*Problem to work on:*
Could the listing below be reproduced exactly, minus its pictures?

*Dataset records:*
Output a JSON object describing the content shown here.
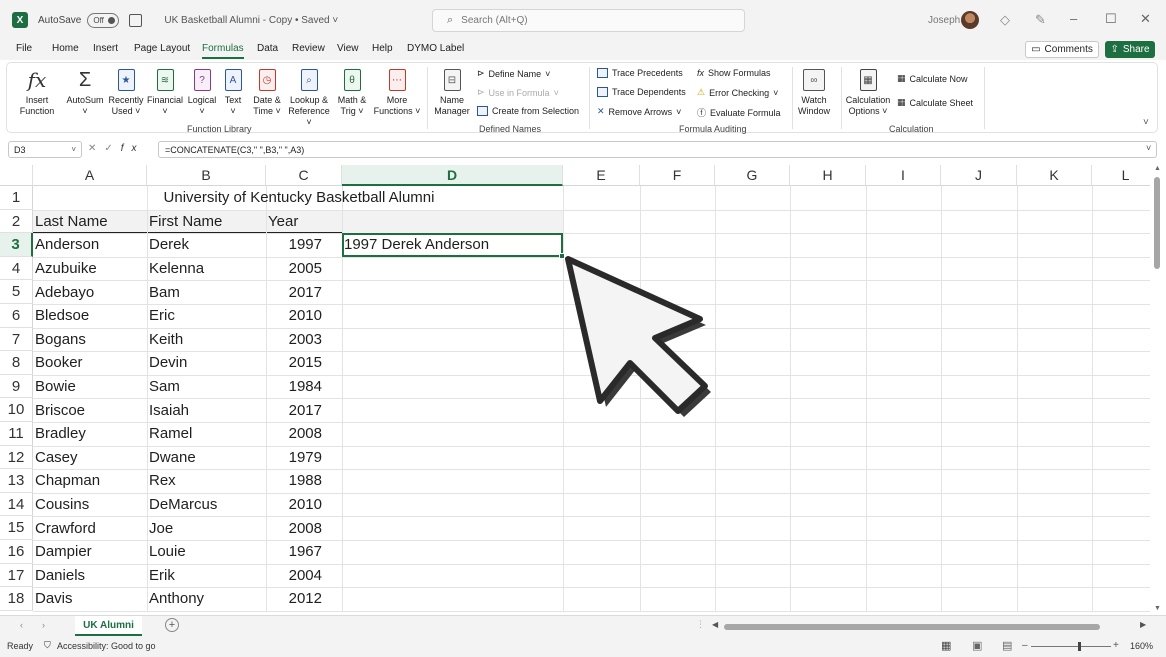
{
  "titlebar": {
    "autosave_label": "AutoSave",
    "autosave_state": "Off",
    "document_title": "UK Basketball Alumni - Copy • Saved ˅",
    "search_placeholder": "Search (Alt+Q)",
    "user_name": "Joseph"
  },
  "menu": {
    "tabs": [
      "File",
      "Home",
      "Insert",
      "Page Layout",
      "Formulas",
      "Data",
      "Review",
      "View",
      "Help",
      "DYMO Label"
    ],
    "active_tab": "Formulas",
    "comments_label": "Comments",
    "share_label": "Share"
  },
  "ribbon": {
    "function_library": {
      "label": "Function Library",
      "buttons": [
        {
          "line1": "Insert",
          "line2": "Function",
          "icon": "fx-icon"
        },
        {
          "line1": "AutoSum",
          "line2": "˅",
          "icon": "sigma-icon"
        },
        {
          "line1": "Recently",
          "line2": "Used ˅",
          "icon": "star-icon"
        },
        {
          "line1": "Financial",
          "line2": "˅",
          "icon": "stack-icon"
        },
        {
          "line1": "Logical",
          "line2": "˅",
          "icon": "question-icon"
        },
        {
          "line1": "Text",
          "line2": "˅",
          "icon": "text-a-icon"
        },
        {
          "line1": "Date &",
          "line2": "Time ˅",
          "icon": "clock-icon"
        },
        {
          "line1": "Lookup &",
          "line2": "Reference ˅",
          "icon": "magnifier-icon"
        },
        {
          "line1": "Math &",
          "line2": "Trig ˅",
          "icon": "theta-icon"
        },
        {
          "line1": "More",
          "line2": "Functions ˅",
          "icon": "dots-icon"
        }
      ]
    },
    "defined_names": {
      "label": "Defined Names",
      "name_manager": {
        "line1": "Name",
        "line2": "Manager"
      },
      "define_name": "Define Name",
      "use_in_formula": "Use in Formula",
      "create_from_selection": "Create from Selection"
    },
    "formula_auditing": {
      "label": "Formula Auditing",
      "trace_precedents": "Trace Precedents",
      "trace_dependents": "Trace Dependents",
      "remove_arrows": "Remove Arrows",
      "show_formulas": "Show Formulas",
      "error_checking": "Error Checking",
      "evaluate_formula": "Evaluate Formula",
      "watch_window": {
        "line1": "Watch",
        "line2": "Window"
      }
    },
    "calculation": {
      "label": "Calculation",
      "options": {
        "line1": "Calculation",
        "line2": "Options ˅"
      },
      "calculate_now": "Calculate Now",
      "calculate_sheet": "Calculate Sheet"
    }
  },
  "formula_bar": {
    "name_box": "D3",
    "formula": "=CONCATENATE(C3,\" \",B3,\" \",A3)"
  },
  "sheet": {
    "columns": [
      "A",
      "B",
      "C",
      "D",
      "E",
      "F",
      "G",
      "H",
      "I",
      "J",
      "K",
      "L"
    ],
    "title": "University of Kentucky Basketball Alumni",
    "headers": [
      "Last Name",
      "First Name",
      "Year"
    ],
    "rows": [
      [
        "Anderson",
        "Derek",
        "1997",
        "1997 Derek Anderson"
      ],
      [
        "Azubuike",
        "Kelenna",
        "2005",
        ""
      ],
      [
        "Adebayo",
        "Bam",
        "2017",
        ""
      ],
      [
        "Bledsoe",
        "Eric",
        "2010",
        ""
      ],
      [
        "Bogans",
        "Keith",
        "2003",
        ""
      ],
      [
        "Booker",
        "Devin",
        "2015",
        ""
      ],
      [
        "Bowie",
        "Sam",
        "1984",
        ""
      ],
      [
        "Briscoe",
        "Isaiah",
        "2017",
        ""
      ],
      [
        "Bradley",
        "Ramel",
        "2008",
        ""
      ],
      [
        "Casey",
        "Dwane",
        "1979",
        ""
      ],
      [
        "Chapman",
        "Rex",
        "1988",
        ""
      ],
      [
        "Cousins",
        "DeMarcus",
        "2010",
        ""
      ],
      [
        "Crawford",
        "Joe",
        "2008",
        ""
      ],
      [
        "Dampier",
        "Louie",
        "1967",
        ""
      ],
      [
        "Daniels",
        "Erik",
        "2004",
        ""
      ],
      [
        "Davis",
        "Anthony",
        "2012",
        ""
      ]
    ],
    "row_numbers": [
      "1",
      "2",
      "3",
      "4",
      "5",
      "6",
      "7",
      "8",
      "9",
      "10",
      "11",
      "12",
      "13",
      "14",
      "15",
      "16",
      "17",
      "18"
    ],
    "selected_cell": "D3",
    "accent_color": "#1d6f42"
  },
  "sheet_tabs": {
    "active": "UK Alumni",
    "add_label": "+"
  },
  "status": {
    "ready": "Ready",
    "accessibility": "Accessibility: Good to go",
    "zoom": "160%"
  }
}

*Worked solution:*
Output a JSON object describing the content shown here.
{
  "titlebar": {
    "autosave_label": "AutoSave",
    "autosave_state": "Off",
    "document_title": "UK Basketball Alumni - Copy • Saved ˅",
    "search_placeholder": "Search (Alt+Q)",
    "user_name": "Joseph"
  },
  "menu": {
    "tabs": [
      "File",
      "Home",
      "Insert",
      "Page Layout",
      "Formulas",
      "Data",
      "Review",
      "View",
      "Help",
      "DYMO Label"
    ],
    "active_tab": "Formulas",
    "comments_label": "Comments",
    "share_label": "Share"
  },
  "ribbon": {
    "function_library": {
      "label": "Function Library",
      "buttons": [
        {
          "line1": "Insert",
          "line2": "Function",
          "icon": "fx-icon"
        },
        {
          "line1": "AutoSum",
          "line2": "˅",
          "icon": "sigma-icon"
        },
        {
          "line1": "Recently",
          "line2": "Used ˅",
          "icon": "star-icon"
        },
        {
          "line1": "Financial",
          "line2": "˅",
          "icon": "stack-icon"
        },
        {
          "line1": "Logical",
          "line2": "˅",
          "icon": "question-icon"
        },
        {
          "line1": "Text",
          "line2": "˅",
          "icon": "text-a-icon"
        },
        {
          "line1": "Date &",
          "line2": "Time ˅",
          "icon": "clock-icon"
        },
        {
          "line1": "Lookup &",
          "line2": "Reference ˅",
          "icon": "magnifier-icon"
        },
        {
          "line1": "Math &",
          "line2": "Trig ˅",
          "icon": "theta-icon"
        },
        {
          "line1": "More",
          "line2": "Functions ˅",
          "icon": "dots-icon"
        }
      ]
    },
    "defined_names": {
      "label": "Defined Names",
      "name_manager": {
        "line1": "Name",
        "line2": "Manager"
      },
      "define_name": "Define Name",
      "use_in_formula": "Use in Formula",
      "create_from_selection": "Create from Selection"
    },
    "formula_auditing": {
      "label": "Formula Auditing",
      "trace_precedents": "Trace Precedents",
      "trace_dependents": "Trace Dependents",
      "remove_arrows": "Remove Arrows",
      "show_formulas": "Show Formulas",
      "error_checking": "Error Checking",
      "evaluate_formula": "Evaluate Formula",
      "watch_window": {
        "line1": "Watch",
        "line2": "Window"
      }
    },
    "calculation": {
      "label": "Calculation",
      "options": {
        "line1": "Calculation",
        "line2": "Options ˅"
      },
      "calculate_now": "Calculate Now",
      "calculate_sheet": "Calculate Sheet"
    }
  },
  "formula_bar": {
    "name_box": "D3",
    "formula": "=CONCATENATE(C3,\" \",B3,\" \",A3)"
  },
  "sheet": {
    "columns": [
      "A",
      "B",
      "C",
      "D",
      "E",
      "F",
      "G",
      "H",
      "I",
      "J",
      "K",
      "L"
    ],
    "title": "University of Kentucky Basketball Alumni",
    "headers": [
      "Last Name",
      "First Name",
      "Year"
    ],
    "rows": [
      [
        "Anderson",
        "Derek",
        "1997",
        "1997 Derek Anderson"
      ],
      [
        "Azubuike",
        "Kelenna",
        "2005",
        ""
      ],
      [
        "Adebayo",
        "Bam",
        "2017",
        ""
      ],
      [
        "Bledsoe",
        "Eric",
        "2010",
        ""
      ],
      [
        "Bogans",
        "Keith",
        "2003",
        ""
      ],
      [
        "Booker",
        "Devin",
        "2015",
        ""
      ],
      [
        "Bowie",
        "Sam",
        "1984",
        ""
      ],
      [
        "Briscoe",
        "Isaiah",
        "2017",
        ""
      ],
      [
        "Bradley",
        "Ramel",
        "2008",
        ""
      ],
      [
        "Casey",
        "Dwane",
        "1979",
        ""
      ],
      [
        "Chapman",
        "Rex",
        "1988",
        ""
      ],
      [
        "Cousins",
        "DeMarcus",
        "2010",
        ""
      ],
      [
        "Crawford",
        "Joe",
        "2008",
        ""
      ],
      [
        "Dampier",
        "Louie",
        "1967",
        ""
      ],
      [
        "Daniels",
        "Erik",
        "2004",
        ""
      ],
      [
        "Davis",
        "Anthony",
        "2012",
        ""
      ]
    ],
    "row_numbers": [
      "1",
      "2",
      "3",
      "4",
      "5",
      "6",
      "7",
      "8",
      "9",
      "10",
      "11",
      "12",
      "13",
      "14",
      "15",
      "16",
      "17",
      "18"
    ],
    "selected_cell": "D3",
    "accent_color": "#1d6f42"
  },
  "sheet_tabs": {
    "active": "UK Alumni",
    "add_label": "+"
  },
  "status": {
    "ready": "Ready",
    "accessibility": "Accessibility: Good to go",
    "zoom": "160%"
  }
}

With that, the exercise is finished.